Stairway - The Definitive Led Zeppelin Song
Stairway To Heaven is clearly the best known and most popular Led Zeppelin song. In fact, it's the
best selling piece of sheet music of all time, having sold over one million copies. Most people
consider it the quintessential classic rock song, and the song that typifies Led Zeppelin. The band
Page and Plant both consider "Kashmir" to be the band's landmark song. Plant goes a step further, in fact, by claiming that he loathes Stairway. He used his creative control powers to veto Atlantic's planned release of a 20th anniversary Stairway single. He also references the song in one of his solo
efforts, "Liar's Dance", in which he proclaims, "...leave it to the
lady there who's sure, she won't back again, I know she won't be
back again, I'm sure she won't be back again."
So What's The Song About?
That's a difficult question to answer. The band members gives cryptic responses when asked about it.
"We were all high on the Moroccan dope at the time, so who knows?" joked Plant when asked the true
meaning of the song. Page has said that it's about a woman that both he and Plant knew at the time.
Another theory is that the inspiration for the song came from a mixture of Celtic myth and a book called
"The Faerie Queen" by Edmund Spencer. Not too hard to believe, given that the song prior to it on the album, "The Battle Of Evermore", is based solely on the works on J.R.R. Tolkien.
Another theory, one that doesn't require much thought, is that the song is about a woman who thinks that
material possessions are the only thing of value in this world. Depending on how you interpret the song, you discover that she's either right or wrong when 'the truth will come to you at last'.
A Guitar Magazine contest for the true meaning came up with the gem in the above writeup, namely that the 'bustle in the hedgerow' part is a reference to a woman's first period. When
Plant was asked about it on Australian TV, he looked at Page, who gave him 'a strange look', and then replied with a smile, "What it is, it's the beginning
of Spring, it's when the birds make their nests, when hope and the
new year begins. And it's nothing to do with any of that weird
stuff you read about in America!"

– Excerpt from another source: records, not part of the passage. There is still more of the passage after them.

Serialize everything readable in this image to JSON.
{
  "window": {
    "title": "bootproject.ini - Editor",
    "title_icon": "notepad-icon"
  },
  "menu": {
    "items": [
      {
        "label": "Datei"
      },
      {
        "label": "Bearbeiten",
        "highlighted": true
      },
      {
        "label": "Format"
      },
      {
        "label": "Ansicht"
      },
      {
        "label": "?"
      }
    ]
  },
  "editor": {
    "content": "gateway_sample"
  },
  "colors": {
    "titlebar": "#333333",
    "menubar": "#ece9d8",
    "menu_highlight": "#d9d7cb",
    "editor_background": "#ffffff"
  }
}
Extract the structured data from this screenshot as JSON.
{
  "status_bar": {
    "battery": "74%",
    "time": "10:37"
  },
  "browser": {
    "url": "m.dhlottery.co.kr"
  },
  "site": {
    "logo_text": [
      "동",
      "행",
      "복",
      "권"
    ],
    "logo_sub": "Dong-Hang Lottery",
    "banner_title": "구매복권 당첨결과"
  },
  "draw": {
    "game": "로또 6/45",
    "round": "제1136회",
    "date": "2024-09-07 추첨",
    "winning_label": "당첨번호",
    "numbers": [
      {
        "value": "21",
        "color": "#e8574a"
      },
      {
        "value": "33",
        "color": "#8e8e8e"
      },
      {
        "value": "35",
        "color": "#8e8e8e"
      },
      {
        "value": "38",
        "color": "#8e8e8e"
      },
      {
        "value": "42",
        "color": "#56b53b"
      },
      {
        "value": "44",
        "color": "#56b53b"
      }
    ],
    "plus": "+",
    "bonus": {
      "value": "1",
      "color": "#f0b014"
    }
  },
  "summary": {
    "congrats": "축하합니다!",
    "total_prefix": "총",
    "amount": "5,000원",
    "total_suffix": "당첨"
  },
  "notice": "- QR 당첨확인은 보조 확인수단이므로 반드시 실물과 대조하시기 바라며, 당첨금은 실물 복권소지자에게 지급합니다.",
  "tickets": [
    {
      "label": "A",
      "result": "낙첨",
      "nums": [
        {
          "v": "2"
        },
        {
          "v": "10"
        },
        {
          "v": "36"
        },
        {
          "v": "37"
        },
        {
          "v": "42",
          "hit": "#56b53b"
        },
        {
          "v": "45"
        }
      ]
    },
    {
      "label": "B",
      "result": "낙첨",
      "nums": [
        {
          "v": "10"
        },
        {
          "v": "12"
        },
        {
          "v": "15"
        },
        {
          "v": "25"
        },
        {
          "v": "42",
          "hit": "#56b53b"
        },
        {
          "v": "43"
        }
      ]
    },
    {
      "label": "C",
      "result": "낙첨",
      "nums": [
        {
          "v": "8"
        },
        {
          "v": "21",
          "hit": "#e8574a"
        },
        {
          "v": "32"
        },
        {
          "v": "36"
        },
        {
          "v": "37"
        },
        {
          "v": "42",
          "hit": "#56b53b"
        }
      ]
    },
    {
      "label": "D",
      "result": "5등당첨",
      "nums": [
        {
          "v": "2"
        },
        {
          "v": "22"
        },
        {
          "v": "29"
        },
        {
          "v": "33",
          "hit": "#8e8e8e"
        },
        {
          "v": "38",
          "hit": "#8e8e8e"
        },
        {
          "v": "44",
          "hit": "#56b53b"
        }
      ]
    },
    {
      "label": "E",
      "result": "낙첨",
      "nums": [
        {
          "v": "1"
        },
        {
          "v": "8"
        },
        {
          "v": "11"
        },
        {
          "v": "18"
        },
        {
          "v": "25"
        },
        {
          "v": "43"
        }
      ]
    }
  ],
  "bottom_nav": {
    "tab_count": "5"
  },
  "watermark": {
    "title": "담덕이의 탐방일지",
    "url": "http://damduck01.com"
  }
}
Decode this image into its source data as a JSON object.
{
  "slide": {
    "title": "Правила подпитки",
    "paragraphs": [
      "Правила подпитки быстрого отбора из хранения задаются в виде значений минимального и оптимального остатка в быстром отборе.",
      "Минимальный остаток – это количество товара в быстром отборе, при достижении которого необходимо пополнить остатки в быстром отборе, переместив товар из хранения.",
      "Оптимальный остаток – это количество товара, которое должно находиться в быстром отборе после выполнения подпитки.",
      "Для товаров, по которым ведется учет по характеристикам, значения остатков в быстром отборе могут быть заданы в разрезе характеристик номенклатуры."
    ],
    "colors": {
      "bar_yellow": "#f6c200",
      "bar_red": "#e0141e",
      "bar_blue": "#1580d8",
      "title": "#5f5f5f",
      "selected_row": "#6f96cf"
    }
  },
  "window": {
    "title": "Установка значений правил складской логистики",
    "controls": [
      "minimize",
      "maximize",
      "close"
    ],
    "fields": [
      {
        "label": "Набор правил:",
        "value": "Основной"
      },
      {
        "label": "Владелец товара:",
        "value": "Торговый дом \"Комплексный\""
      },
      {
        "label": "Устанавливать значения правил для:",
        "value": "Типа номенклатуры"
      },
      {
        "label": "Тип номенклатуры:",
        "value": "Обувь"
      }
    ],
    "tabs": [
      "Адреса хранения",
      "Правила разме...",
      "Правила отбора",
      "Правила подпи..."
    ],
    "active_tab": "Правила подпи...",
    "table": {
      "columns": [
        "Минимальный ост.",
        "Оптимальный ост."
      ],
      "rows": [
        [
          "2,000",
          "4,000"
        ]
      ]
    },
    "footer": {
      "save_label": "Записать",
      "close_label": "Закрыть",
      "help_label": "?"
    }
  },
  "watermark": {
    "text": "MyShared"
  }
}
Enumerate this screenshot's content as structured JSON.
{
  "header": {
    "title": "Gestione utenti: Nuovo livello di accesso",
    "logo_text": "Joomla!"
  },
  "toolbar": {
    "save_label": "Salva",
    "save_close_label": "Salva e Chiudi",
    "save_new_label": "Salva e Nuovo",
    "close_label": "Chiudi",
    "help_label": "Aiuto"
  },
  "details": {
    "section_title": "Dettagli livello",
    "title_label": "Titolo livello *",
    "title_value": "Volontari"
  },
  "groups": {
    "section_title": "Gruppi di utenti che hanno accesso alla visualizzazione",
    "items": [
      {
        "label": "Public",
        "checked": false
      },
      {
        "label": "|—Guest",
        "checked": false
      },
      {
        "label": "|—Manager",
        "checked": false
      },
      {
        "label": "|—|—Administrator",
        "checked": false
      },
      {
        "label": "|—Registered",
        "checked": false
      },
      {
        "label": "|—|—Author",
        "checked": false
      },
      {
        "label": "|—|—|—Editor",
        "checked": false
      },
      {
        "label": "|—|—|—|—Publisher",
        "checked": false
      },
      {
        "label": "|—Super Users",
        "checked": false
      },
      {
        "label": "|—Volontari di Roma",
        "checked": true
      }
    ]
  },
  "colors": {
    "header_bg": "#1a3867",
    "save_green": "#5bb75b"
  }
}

It's fruitless to think one explanation fits the song, as the band's not helping one way or the other. Given that the song was written in "about an hour", maybe the meaning isn't as deep as some people might think. I do doubt highly, however, that they were "trying to emulate Jethro Tull". For the record, Led Zeppelin HATED Jethro Tull, referring to them as Jethro Dull, and John Bonham suggesting that they release an album called "Bore 'Em At The Forum". It's hard to believe that the #1 rock band in the world (at the time) would try to emulate a band that they, by all accounts, hated.
Hey, This Song Sounds Like...
Given that Led Zeppelin borrowed heavily from older blues and folk artists (an act not uncommon among
blues and folk artists themselves), one might wonder if Led Zeppelin was "influenced" while writing the music for Stairway To Heaven. The above write-up mentions that song "Taurus" by Spirit. Others have speculated that the opening riff is swiped from Johnny Rivers' "Summer Rain", Cartoone's "Ice Cream
Dreams", or "And She's Lonely" by the Chocolate Watchband.
Personally, I think the "Summer Rain" and "Taurus" sound more like each other than they do Stairway, but the similarity is there nonetheless. This is hardly a difficult tune to think up and play, however,
and given a large enough catalog, one could probably find twenty or thirty songs with a similar opening.
The solo in Stairway To Heaven contains similar chord progression to Jimi Hendrix' version of "All Along The Watchtower". Again, such chords are hardly uncommon. For the solo, Page recorded three different versions and selected the one he liked best.
Stairway was first played live for a BBC audience on April 1, 1971 (this recording is available on the two-disc BBC Sessions). The song was NOT the centerpiece of the Led Zeppelin show ("Whole Lotta Love" or "Dazed And Confused" usually got that honor), but it did provide drummer John Bonham some occasional down time. In live shows, Plant nearly always followed up the line "And the forests will echo in laughter" by questioning the audience "Does anyone remember laughter?" The crowds soon anticipated his question,
asking it in unison with him. This prompted him, on one memorable evening in 1977, to ask the crowd if anyone remembered... forests?
Backwards Messages In "Stairway"
After Judas Priest was put on trial for allegedly backmasking messages on their records, thousands of
people with free time on their hands starting playing all sorts of records backwards. The alleged connection between Jimmy Page and Satanism put the thought in many heads that Led Zeppelin lyrics were
riddled with Satanic messages. They weren't disappointed when, upon listening to "Stairway To Heaven", heard what they thought was Plant saying, "Here's to my sweet Satan."
Backmasking is extremely difficult to accomplish without radically altering the speech pattern of the
forward-spoken words. Add to that the fact that it has yet to be proven that the brain can interpret backmasked speech, and that Page has said, "I do not worship the devil," and it's doubtful that Led Zeppelin did this intentionally. Robert Plant had perhaps the most lighthearted attitude to the whole phenomenon. "If it worked," he said, "every record would have the backward message 'BUY THIS RECORD' in it!"
"Stairway To Heaven" has been covered countless times. Dread Zeppelin has made a habit of it, putting cover versions on more than one of their albums. An album entirely of Stairway covers was released in the late 90's, consisting of Australian artists like Rolf Harris and The Australian Doors Show.